» **Task to complete**
The answer must be every line of the records below that holds the word "chèvre".
Data extract START
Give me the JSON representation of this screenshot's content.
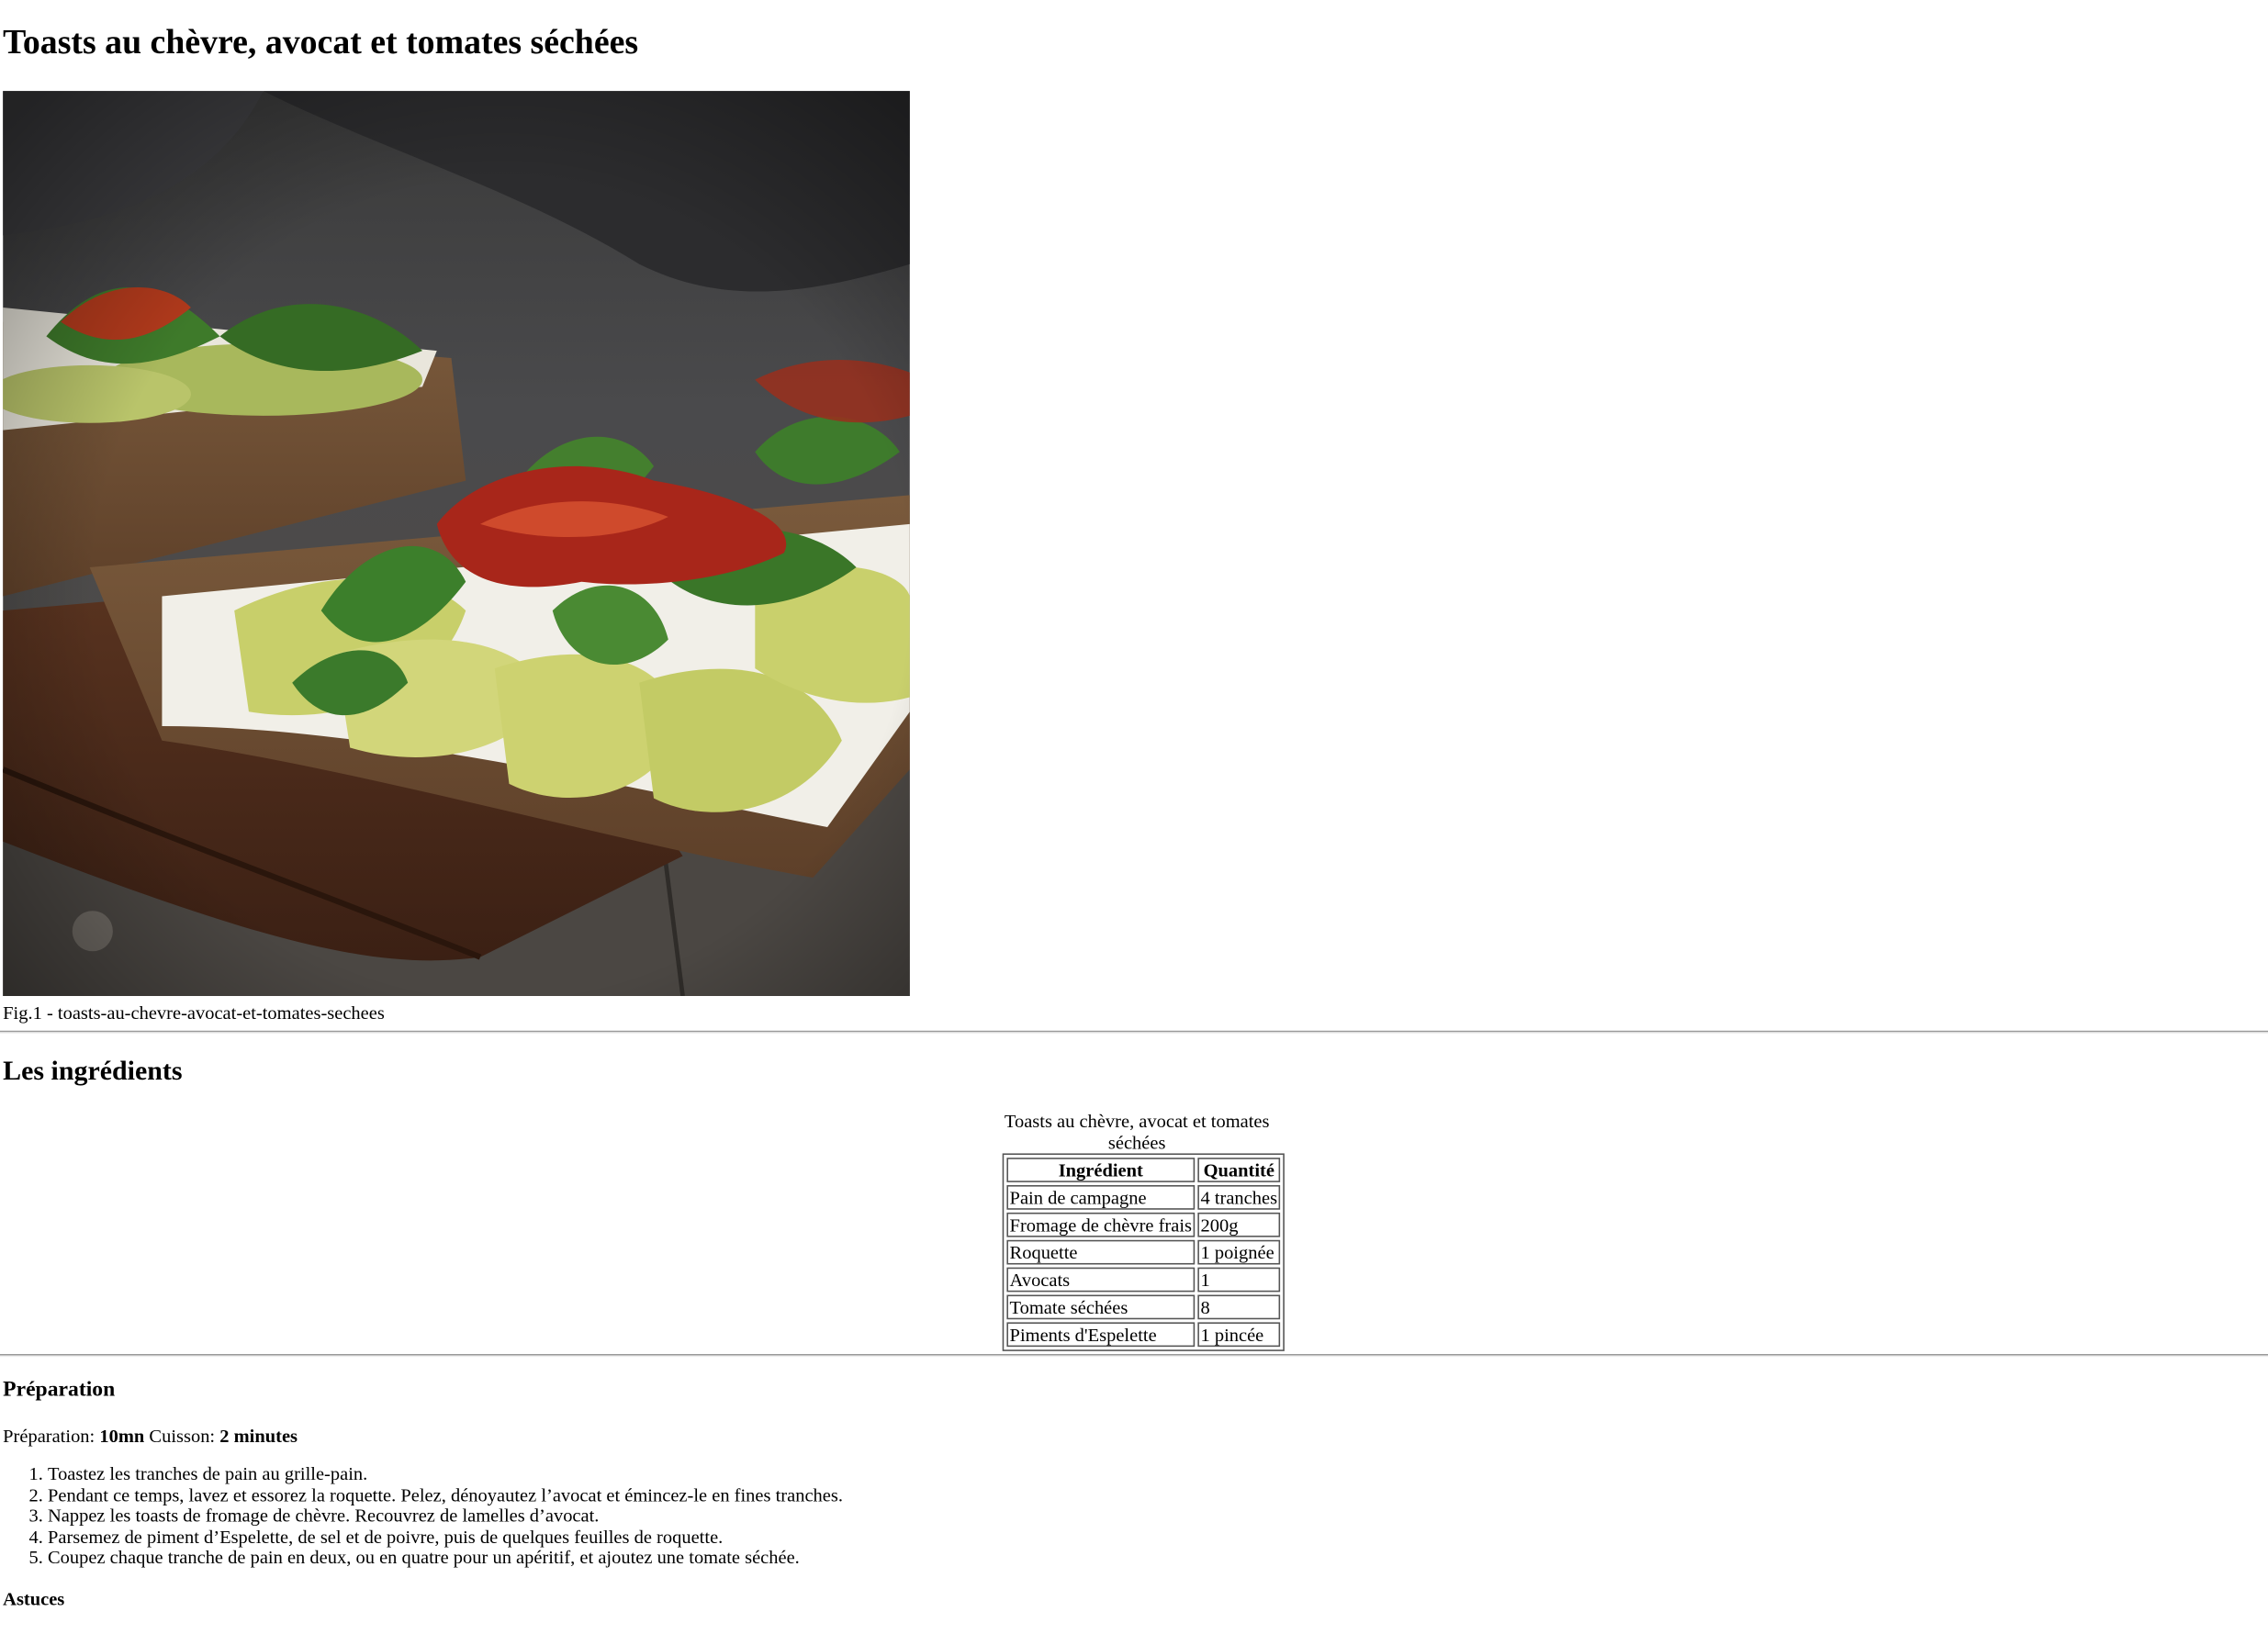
{
  "recipe": {
    "title": "Toasts au chèvre, avocat et tomates séchées",
    "figure_caption": "Fig.1 - toasts-au-chevre-avocat-et-tomates-sechees"
  },
  "ingredients": {
    "heading": "Les ingrédients",
    "table_caption": "Toasts au chèvre, avocat et tomates séchées",
    "headers": {
      "ingredient": "Ingrédient",
      "quantity": "Quantité"
    },
    "rows": [
      {
        "name": "Pain de campagne",
        "qty": "4 tranches"
      },
      {
        "name": "Fromage de chèvre frais",
        "qty": "200g"
      },
      {
        "name": "Roquette",
        "qty": "1 poignée"
      },
      {
        "name": "Avocats",
        "qty": "1"
      },
      {
        "name": "Tomate séchées",
        "qty": "8"
      },
      {
        "name": "Piments d'Espelette",
        "qty": "1 pincée"
      }
    ]
  },
  "preparation": {
    "heading": "Préparation",
    "prep_label": "Préparation: ",
    "prep_value": "10mn",
    "cook_label": " Cuisson: ",
    "cook_value": "2 minutes",
    "steps": [
      "Toastez les tranches de pain au grille-pain.",
      "Pendant ce temps, lavez et essorez la roquette. Pelez, dénoyautez l’avocat et émincez-le en fines tranches.",
      "Nappez les toasts de fromage de chèvre. Recouvrez de lamelles d’avocat.",
      "Parsemez de piment d’Espelette, de sel et de poivre, puis de quelques feuilles de roquette.",
      "Coupez chaque tranche de pain en deux, ou en quatre pour un apéritif, et ajoutez une tomate séchée."
    ]
  },
  "tips": {
    "heading": "Astuces"
  }
}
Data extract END
» **Reply**
    "title": "Toasts au chèvre, avocat et tomates séchées",
    "table_caption": "Toasts au chèvre, avocat et tomates séchées",
        "name": "Fromage de chèvre frais",
      "Nappez les toasts de fromage de chèvre. Recouvrez de lamelles d’avocat.",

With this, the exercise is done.